Below are extracts of Mr Major’s comments on Northern Ireland, made during an interview held in London on Thursday 28th November 1996.


QUESTION:

[Mr Major was asked why the Government had published their position on Northern Ireland at this stage].

PRIME MINISTER:

We were asked to publish this originally some time ago, there has been a lot of discussion about what it should be. Earlier this week Mr Adams pre-emptively gave his views, so I think not to have published now would have just caused great uncertainty in Northern Ireland. People would have just said: “well if the British Government are asked to publish what their position is, what is the delay? Are there secret negotiations? Is there bargaining?”, and we have seen the sort of turmoil that that misinformation has caused in the past. So the moment there was the interview by Gerry Adams it was necessary to publish speedily.

QUESTION:

[Mr Major was asked what would be a credible ceasefire].

PRIME MINISTER:

Well we were cheated last time, weren’t we? When the ceasefire was declared we were told by the IRA and by Sinn Fein that this was for good, that it wasn’t going to go back to violence. But it did. And not only did it go back to violence, we now know that within days of declaring the ceasefire they were actually putting many tons of explosives in the London garage that we subsequently found. Now that won’t do. That was a fake ceasefire. They didn’t just mislead the British government, they misled Ireland, north and south, and the rest of the world as well. Well I don’t think that is any good in the future. So what we are saying about an unequivocal ceasefire is that when they declare it, we will need to be satisfied that this time they genuinely mean it and it is not a fake. And we will judge that in two ways: firstly, by what they say at the time of the ceasefire, we will require them to say that this is for good, for lasting.

QUESTION:

[Mr Major was asked if it needed to be a written statement].

PRIME MINISTER:

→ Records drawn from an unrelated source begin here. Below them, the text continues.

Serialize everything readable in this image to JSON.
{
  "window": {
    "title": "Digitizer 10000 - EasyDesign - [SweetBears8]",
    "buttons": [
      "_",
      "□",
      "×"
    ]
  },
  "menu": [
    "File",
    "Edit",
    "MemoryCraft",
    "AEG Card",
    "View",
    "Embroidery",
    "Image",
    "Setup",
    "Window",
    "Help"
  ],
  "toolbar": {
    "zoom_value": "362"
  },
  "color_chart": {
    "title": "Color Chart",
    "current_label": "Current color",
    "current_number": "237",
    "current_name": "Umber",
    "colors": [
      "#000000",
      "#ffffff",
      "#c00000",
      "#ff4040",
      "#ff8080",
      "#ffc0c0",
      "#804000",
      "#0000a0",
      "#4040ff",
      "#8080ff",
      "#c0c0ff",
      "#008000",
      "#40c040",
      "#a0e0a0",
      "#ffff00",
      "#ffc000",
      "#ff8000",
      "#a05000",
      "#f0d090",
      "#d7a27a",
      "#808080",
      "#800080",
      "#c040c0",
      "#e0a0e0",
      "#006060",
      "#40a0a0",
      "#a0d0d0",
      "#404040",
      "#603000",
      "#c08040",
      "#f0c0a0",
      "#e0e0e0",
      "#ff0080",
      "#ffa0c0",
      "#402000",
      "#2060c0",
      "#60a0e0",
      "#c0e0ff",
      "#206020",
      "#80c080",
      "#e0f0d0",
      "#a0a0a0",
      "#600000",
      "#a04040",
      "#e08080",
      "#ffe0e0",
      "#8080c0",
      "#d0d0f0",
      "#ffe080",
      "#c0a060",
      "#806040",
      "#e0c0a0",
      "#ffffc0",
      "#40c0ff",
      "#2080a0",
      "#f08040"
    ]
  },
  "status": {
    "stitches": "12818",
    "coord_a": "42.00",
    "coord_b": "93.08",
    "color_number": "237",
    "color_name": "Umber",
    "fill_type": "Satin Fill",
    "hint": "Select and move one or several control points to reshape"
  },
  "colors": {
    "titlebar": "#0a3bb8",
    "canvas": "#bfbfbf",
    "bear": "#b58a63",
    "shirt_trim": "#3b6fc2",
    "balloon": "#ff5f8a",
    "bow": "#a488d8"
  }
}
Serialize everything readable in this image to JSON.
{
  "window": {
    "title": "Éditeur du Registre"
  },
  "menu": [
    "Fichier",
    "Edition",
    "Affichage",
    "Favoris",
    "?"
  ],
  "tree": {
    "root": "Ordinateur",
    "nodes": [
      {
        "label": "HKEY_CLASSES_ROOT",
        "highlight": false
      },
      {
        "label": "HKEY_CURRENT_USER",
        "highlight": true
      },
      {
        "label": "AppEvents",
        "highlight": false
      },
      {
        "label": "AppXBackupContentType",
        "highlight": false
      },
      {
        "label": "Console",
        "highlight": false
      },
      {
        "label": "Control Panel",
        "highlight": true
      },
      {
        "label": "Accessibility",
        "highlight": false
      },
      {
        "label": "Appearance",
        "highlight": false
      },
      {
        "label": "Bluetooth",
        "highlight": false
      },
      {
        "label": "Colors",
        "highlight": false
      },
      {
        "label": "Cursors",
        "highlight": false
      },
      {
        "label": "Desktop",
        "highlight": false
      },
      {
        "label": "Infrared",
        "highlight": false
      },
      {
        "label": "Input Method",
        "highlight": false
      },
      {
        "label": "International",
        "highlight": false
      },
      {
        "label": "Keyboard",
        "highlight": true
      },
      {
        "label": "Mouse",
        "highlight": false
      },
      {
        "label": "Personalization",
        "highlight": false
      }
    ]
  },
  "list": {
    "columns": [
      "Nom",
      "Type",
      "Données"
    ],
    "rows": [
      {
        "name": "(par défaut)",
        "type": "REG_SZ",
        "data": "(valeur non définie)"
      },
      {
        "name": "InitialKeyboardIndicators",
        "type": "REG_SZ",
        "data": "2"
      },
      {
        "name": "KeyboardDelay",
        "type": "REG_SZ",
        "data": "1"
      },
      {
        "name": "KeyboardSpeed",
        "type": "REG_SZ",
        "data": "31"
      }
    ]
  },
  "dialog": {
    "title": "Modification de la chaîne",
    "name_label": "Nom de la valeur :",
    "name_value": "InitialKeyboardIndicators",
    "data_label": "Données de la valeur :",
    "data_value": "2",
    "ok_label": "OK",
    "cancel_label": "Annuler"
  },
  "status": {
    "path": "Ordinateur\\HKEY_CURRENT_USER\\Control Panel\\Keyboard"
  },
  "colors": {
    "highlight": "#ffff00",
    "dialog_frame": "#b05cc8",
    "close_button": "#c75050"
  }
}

They will make a statement presumably, I am not going to be pedantic about how they do it, but we want them to commit themselves to the fact that this is real. And secondly, we will judge what happens on the ground, we will judge what they do as well as what they say. And by that I mean we will judge whether they are still conducting surveillance, whether they are still targeting, whether they are still purchasing arms. We will judge those things. We will judge whether there are paramilitary beatings. If those things continue then it is a fake ceasefire and we will state it as such. If those things cease then we will be able to accept - as I hope it will be - that this is a genuine ceasefire. And when we can be satisfied that it is a genuine ceasefire, then the door opens for Sinn Fein to enter the talks.

QUESTION:

[Mr Major was asked for a timescale].

PRIME MINISTER:

I don’t want to put a timescale on it because I think a timescale would be supremely unhelpful. What matters is not the artificial passage of time but the certainty that what they have said is actually being carried out on the ground. Now I don’t know how long that will take, but I am not looking for artificial delay, I am not looking for a piece of string stretched from here to forever, I am looking for the certainty that what they have said is genuine. And when we can be satisfied that it is genuine then we can open the door to talks.

QUESTION:

[Mr Major was asked whether it would be one or two months].

PRIME MINISTER:

I am not going to put a time to it, either short or long. I don’t think we can put a time to it. But I will make a judgement as soon as we think we credibly can.